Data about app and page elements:
★ ★ ★ ★
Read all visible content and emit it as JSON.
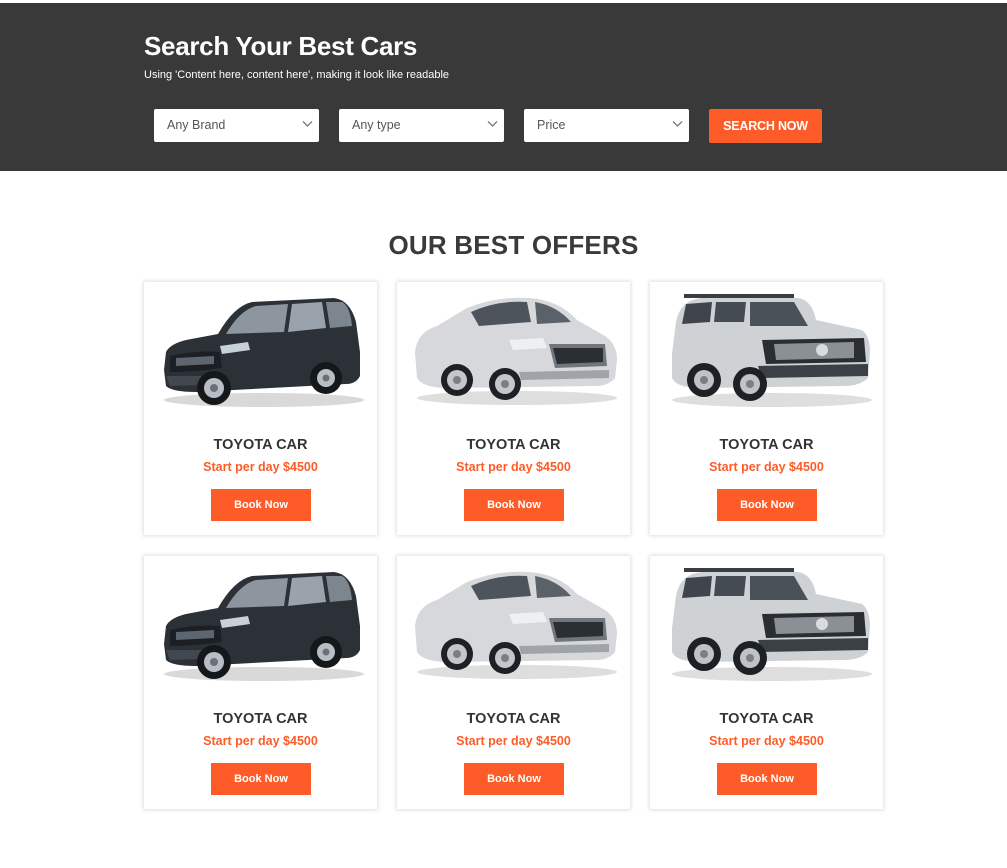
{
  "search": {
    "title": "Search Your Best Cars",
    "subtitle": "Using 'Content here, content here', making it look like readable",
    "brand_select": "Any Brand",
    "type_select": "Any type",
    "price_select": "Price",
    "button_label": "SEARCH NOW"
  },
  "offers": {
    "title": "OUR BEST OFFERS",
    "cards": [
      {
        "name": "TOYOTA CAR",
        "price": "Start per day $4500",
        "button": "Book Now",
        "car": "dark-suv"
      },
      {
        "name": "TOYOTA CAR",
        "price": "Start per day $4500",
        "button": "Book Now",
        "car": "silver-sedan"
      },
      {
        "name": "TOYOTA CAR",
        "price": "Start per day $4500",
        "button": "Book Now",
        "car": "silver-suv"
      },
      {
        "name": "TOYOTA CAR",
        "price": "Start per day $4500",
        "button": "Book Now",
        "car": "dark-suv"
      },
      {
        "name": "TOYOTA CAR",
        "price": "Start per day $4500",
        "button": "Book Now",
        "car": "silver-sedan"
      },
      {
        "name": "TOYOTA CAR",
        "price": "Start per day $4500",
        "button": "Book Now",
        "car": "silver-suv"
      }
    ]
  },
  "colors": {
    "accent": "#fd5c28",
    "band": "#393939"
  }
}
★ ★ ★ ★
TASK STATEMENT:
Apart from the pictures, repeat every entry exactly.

EXERCISE RESULT:
Read all visible content and emit it as JSON.
{
  "search": {
    "title": "Search Your Best Cars",
    "subtitle": "Using 'Content here, content here', making it look like readable",
    "brand_select": "Any Brand",
    "type_select": "Any type",
    "price_select": "Price",
    "button_label": "SEARCH NOW"
  },
  "offers": {
    "title": "OUR BEST OFFERS",
    "cards": [
      {
        "name": "TOYOTA CAR",
        "price": "Start per day $4500",
        "button": "Book Now",
        "car": "dark-suv"
      },
      {
        "name": "TOYOTA CAR",
        "price": "Start per day $4500",
        "button": "Book Now",
        "car": "silver-sedan"
      },
      {
        "name": "TOYOTA CAR",
        "price": "Start per day $4500",
        "button": "Book Now",
        "car": "silver-suv"
      },
      {
        "name": "TOYOTA CAR",
        "price": "Start per day $4500",
        "button": "Book Now",
        "car": "dark-suv"
      },
      {
        "name": "TOYOTA CAR",
        "price": "Start per day $4500",
        "button": "Book Now",
        "car": "silver-sedan"
      },
      {
        "name": "TOYOTA CAR",
        "price": "Start per day $4500",
        "button": "Book Now",
        "car": "silver-suv"
      }
    ]
  },
  "colors": {
    "accent": "#fd5c28",
    "band": "#393939"
  }
}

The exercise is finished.